HARRISBURG - It was classic, free-talking Ed Rendell.
The governor said he hoped a conference committee of legislator leaders would get back to work this week crafting a final budget bill. Then he quipped that panel members have been so ineffective that he has fantasized about their untimely demise, 007-style.
All in the course of one news conference yesterday in the children's reading section of a Harrisburg-area library.
The six-member conference committee is charged with striking a final budget plan, which would go to each chamber for an up-or-down vote. It has met twice so far, the last time July 30. It took a week off for the House to consider a stopgap budget bill, which has allowed the state to pay its workers.
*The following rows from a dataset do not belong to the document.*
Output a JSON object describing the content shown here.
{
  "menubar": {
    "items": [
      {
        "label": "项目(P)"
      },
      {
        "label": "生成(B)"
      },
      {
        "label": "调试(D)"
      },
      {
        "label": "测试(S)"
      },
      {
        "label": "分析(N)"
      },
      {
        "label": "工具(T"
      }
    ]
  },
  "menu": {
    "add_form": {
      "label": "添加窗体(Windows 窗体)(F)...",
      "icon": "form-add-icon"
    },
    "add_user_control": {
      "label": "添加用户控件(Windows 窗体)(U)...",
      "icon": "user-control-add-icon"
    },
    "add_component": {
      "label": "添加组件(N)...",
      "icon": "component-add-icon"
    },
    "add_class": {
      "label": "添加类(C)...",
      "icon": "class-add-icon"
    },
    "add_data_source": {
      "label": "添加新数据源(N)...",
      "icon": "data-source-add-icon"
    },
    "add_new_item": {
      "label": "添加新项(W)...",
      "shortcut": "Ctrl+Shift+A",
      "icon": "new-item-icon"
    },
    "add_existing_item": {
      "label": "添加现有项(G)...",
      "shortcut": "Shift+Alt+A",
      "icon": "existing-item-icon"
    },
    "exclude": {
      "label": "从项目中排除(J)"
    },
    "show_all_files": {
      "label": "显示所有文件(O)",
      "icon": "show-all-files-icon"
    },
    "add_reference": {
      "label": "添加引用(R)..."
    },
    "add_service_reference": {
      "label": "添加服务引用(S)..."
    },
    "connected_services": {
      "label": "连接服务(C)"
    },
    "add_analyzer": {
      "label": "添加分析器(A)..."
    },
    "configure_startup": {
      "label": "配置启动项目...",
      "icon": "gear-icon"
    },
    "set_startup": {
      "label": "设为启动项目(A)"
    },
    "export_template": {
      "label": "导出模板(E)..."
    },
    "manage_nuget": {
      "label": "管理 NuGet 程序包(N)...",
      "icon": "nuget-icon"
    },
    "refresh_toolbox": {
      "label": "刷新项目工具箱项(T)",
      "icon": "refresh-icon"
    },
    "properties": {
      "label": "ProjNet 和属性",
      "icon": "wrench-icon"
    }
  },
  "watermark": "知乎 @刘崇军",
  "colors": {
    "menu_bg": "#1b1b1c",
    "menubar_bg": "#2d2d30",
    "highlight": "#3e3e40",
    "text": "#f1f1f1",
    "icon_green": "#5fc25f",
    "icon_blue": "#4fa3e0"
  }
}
Then, its meeting scheduled for Aug. 6 was postponed because of a death in the family of Rep. Dwight Evans, the House Appropriations Committee chairman and a conference committee member. The wife of Evans' brother unexpectedly died last week and the Philadelphia Democrat has been in Georgia since then helping make funeral and other arrangements.
Rendell said yesterday that he hoped that the conference committee could get back to work as early as tomorrow if Evans returned to the state or if a new committee member was appointed to replace him temporarily.
Johnna Pro, Evans' press secretary, said it was unclear when Evans would return. But she added that if legislative leaders requested someone else for the committee, he would step down.
"Dwight is not going to stand in the way of getting the budget done for 12 million Pennsylvanians," Pro said.
Erik Arneson, a spokesman for conference committee member Senate Majority Leader Dominic Pileggi (R., Delaware), said it was difficult to say whether having Evans in Harrisburg over the last week would have moved the state closer to a budget handshake. But he added that "in terms of getting the budget done, meetings need to happen."
Rendell said yesterday that once the committee got back to meeting, they should hold daily sessions to solve the budget impasse that is now in its second month.
He also told reporters that he was frustrated with the way the conference committee had conducted its first meetings. They were held in public with Democrats and Republicans spending most of the time bickering about procedure and making little if any progress toward a handshake.
Rendell said it all reminded him of a scene from the 1960s James Bond classic Goldfinger, in which the villain kills a room of gangsters in one fell swoop.
"He just filled the room with poison gas and knocked them all off," Rendell said with a snap of his fingers. "You might have thought after watching those two [conference-committee] days that that would have been a good idea."
Not everyone found the comment - which could not help the already tense budget talks - funny.
"No one has ever said that the governor's sense of humor is one of his strong suits," said Arneson.
Added Steve Miskin, spokesman for conference committee member House Minority Leader Sam Smith (R., Jefferson): "There's no comment to make. He's obviously losing it."